Going through the material underneath, give only the number of lines that contain "description".

-------- RAW DATA --------

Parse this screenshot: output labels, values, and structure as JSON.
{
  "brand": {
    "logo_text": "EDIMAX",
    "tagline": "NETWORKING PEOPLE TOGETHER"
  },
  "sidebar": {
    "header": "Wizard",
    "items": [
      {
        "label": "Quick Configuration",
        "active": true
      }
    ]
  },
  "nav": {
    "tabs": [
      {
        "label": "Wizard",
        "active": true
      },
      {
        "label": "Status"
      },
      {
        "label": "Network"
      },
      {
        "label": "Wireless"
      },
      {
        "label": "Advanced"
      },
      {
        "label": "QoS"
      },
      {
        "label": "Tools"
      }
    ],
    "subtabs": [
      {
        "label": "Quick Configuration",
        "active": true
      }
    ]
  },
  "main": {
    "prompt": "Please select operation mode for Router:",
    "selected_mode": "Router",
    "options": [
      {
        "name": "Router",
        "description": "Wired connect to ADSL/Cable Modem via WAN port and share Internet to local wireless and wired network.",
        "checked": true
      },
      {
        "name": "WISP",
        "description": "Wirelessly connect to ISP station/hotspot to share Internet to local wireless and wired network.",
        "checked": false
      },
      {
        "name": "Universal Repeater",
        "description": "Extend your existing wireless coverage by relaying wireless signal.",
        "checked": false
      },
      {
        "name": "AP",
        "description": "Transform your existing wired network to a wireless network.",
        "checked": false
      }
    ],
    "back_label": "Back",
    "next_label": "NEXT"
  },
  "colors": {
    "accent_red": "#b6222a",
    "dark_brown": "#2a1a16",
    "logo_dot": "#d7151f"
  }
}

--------

*RESPONSE FOR THIS EXERCISE*.
4